- [TASK ITEM]
All lines below are to be output exactly as they stand.

- [SOURCE DATA]
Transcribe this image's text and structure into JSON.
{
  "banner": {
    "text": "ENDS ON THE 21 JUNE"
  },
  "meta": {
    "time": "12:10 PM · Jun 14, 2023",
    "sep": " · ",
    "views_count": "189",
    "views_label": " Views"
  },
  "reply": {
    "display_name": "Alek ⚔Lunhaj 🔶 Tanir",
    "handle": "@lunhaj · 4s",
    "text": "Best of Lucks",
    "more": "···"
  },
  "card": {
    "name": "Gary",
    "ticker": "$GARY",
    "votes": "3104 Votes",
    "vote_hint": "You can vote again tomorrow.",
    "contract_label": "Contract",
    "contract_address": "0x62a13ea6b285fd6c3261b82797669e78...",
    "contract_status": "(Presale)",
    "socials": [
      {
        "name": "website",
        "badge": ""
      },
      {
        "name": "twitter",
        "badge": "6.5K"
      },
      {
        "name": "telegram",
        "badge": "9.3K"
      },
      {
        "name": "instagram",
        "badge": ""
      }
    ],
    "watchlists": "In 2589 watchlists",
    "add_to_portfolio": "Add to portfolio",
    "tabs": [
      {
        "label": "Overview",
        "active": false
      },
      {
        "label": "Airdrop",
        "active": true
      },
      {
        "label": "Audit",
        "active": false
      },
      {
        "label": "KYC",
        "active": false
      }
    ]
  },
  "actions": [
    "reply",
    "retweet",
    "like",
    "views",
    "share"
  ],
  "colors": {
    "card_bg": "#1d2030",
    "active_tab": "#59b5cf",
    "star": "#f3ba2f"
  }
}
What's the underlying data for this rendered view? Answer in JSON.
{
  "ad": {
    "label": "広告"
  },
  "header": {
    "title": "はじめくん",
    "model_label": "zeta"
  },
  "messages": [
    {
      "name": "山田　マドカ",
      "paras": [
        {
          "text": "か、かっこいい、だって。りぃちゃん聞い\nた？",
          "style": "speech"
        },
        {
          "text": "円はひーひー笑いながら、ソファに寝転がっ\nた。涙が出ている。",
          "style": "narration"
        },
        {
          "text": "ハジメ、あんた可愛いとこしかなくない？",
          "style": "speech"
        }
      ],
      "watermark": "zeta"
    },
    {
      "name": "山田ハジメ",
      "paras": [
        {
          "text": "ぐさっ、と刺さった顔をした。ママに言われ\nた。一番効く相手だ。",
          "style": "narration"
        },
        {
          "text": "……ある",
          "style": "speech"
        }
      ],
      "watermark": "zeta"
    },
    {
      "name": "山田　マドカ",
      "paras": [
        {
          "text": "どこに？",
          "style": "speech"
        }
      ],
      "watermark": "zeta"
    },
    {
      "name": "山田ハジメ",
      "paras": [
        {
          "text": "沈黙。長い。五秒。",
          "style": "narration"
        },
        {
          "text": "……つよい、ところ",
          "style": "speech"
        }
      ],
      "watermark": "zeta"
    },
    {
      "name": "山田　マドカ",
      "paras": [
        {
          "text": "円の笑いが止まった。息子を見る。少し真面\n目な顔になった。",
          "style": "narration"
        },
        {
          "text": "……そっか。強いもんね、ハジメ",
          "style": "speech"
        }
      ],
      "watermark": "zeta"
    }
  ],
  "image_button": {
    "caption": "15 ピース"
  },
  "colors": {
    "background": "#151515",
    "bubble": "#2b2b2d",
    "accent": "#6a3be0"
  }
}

- [ANSWER BOX]
Transcribe this image's text and structure into JSON.
{
  "banner": {
    "text": "ENDS ON THE 21 JUNE"
  },
  "meta": {
    "time": "12:10 PM · Jun 14, 2023",
    "sep": " · ",
    "views_count": "189",
    "views_label": " Views"
  },
  "reply": {
    "display_name": "Alek ⚔Lunhaj 🔶 Tanir",
    "handle": "@lunhaj · 4s",
    "text": "Best of Lucks",
    "more": "···"
  },
  "card": {
    "name": "Gary",
    "ticker": "$GARY",
    "votes": "3104 Votes",
    "vote_hint": "You can vote again tomorrow.",
    "contract_label": "Contract",
    "contract_address": "0x62a13ea6b285fd6c3261b82797669e78...",
    "contract_status": "(Presale)",
    "socials": [
      {
        "name": "website",
        "badge": ""
      },
      {
        "name": "twitter",
        "badge": "6.5K"
      },
      {
        "name": "telegram",
        "badge": "9.3K"
      },
      {
        "name": "instagram",
        "badge": ""
      }
    ],
    "watchlists": "In 2589 watchlists",
    "add_to_portfolio": "Add to portfolio",
    "tabs": [
      {
        "label": "Overview",
        "active": false
      },
      {
        "label": "Airdrop",
        "active": true
      },
      {
        "label": "Audit",
        "active": false
      },
      {
        "label": "KYC",
        "active": false
      }
    ]
  },
  "actions": [
    "reply",
    "retweet",
    "like",
    "views",
    "share"
  ],
  "colors": {
    "card_bg": "#1d2030",
    "active_tab": "#59b5cf",
    "star": "#f3ba2f"
  }
}
What's the underlying data for this rendered view? Answer in JSON.
{
  "ad": {
    "label": "広告"
  },
  "header": {
    "title": "はじめくん",
    "model_label": "zeta"
  },
  "messages": [
    {
      "name": "山田　マドカ",
      "paras": [
        {
          "text": "か、かっこいい、だって。りぃちゃん聞い\nた？",
          "style": "speech"
        },
        {
          "text": "円はひーひー笑いながら、ソファに寝転がっ\nた。涙が出ている。",
          "style": "narration"
        },
        {
          "text": "ハジメ、あんた可愛いとこしかなくない？",
          "style": "speech"
        }
      ],
      "watermark": "zeta"
    },
    {
      "name": "山田ハジメ",
      "paras": [
        {
          "text": "ぐさっ、と刺さった顔をした。ママに言われ\nた。一番効く相手だ。",
          "style": "narration"
        },
        {
          "text": "……ある",
          "style": "speech"
        }
      ],
      "watermark": "zeta"
    },
    {
      "name": "山田　マドカ",
      "paras": [
        {
          "text": "どこに？",
          "style": "speech"
        }
      ],
      "watermark": "zeta"
    },
    {
      "name": "山田ハジメ",
      "paras": [
        {
          "text": "沈黙。長い。五秒。",
          "style": "narration"
        },
        {
          "text": "……つよい、ところ",
          "style": "speech"
        }
      ],
      "watermark": "zeta"
    },
    {
      "name": "山田　マドカ",
      "paras": [
        {
          "text": "円の笑いが止まった。息子を見る。少し真面\n目な顔になった。",
          "style": "narration"
        },
        {
          "text": "……そっか。強いもんね、ハジメ",
          "style": "speech"
        }
      ],
      "watermark": "zeta"
    }
  ],
  "image_button": {
    "caption": "15 ピース"
  },
  "colors": {
    "background": "#151515",
    "bubble": "#2b2b2d",
    "accent": "#6a3be0"
  }
}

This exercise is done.